**The task**
How many lines in the material below include the string "text"? Only the number should be given.
** Opening Listed records block **
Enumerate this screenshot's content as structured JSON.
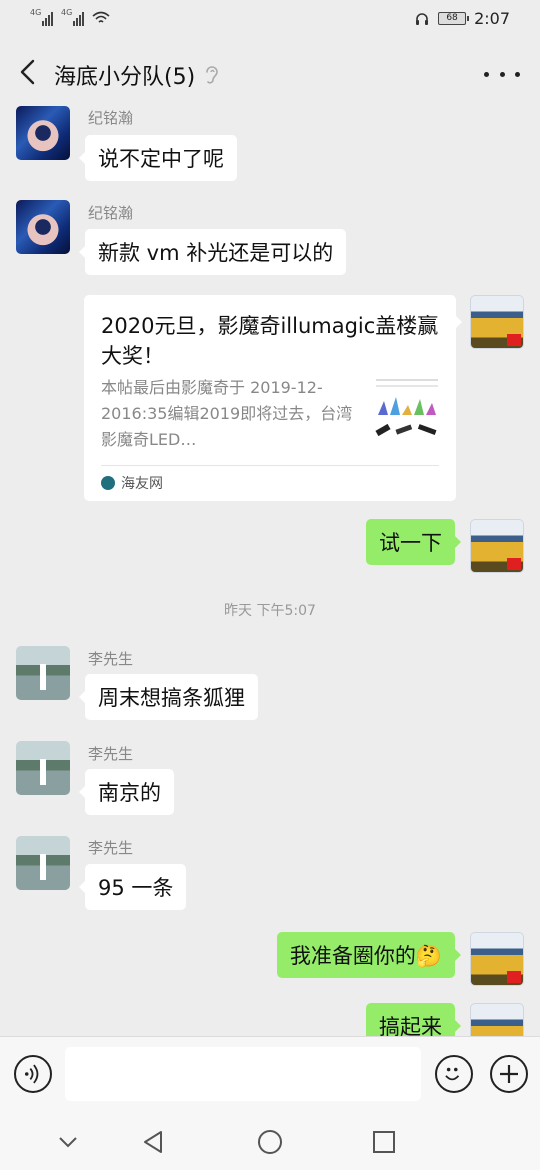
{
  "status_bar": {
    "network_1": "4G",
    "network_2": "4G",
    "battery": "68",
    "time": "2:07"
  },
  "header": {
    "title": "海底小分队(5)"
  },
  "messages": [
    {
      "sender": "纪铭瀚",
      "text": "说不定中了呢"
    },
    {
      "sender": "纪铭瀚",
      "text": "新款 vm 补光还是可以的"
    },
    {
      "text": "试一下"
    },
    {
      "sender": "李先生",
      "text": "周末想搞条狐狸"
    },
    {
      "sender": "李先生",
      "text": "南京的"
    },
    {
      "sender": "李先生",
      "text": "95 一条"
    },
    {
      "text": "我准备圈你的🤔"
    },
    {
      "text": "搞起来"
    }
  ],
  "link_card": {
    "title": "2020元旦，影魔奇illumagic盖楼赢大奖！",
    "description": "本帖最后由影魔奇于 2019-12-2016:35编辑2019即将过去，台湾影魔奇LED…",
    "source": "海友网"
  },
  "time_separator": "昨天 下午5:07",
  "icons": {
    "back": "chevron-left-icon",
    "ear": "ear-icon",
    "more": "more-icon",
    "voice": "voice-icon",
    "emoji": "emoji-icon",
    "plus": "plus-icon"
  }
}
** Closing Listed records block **
**Output for this exercise**
8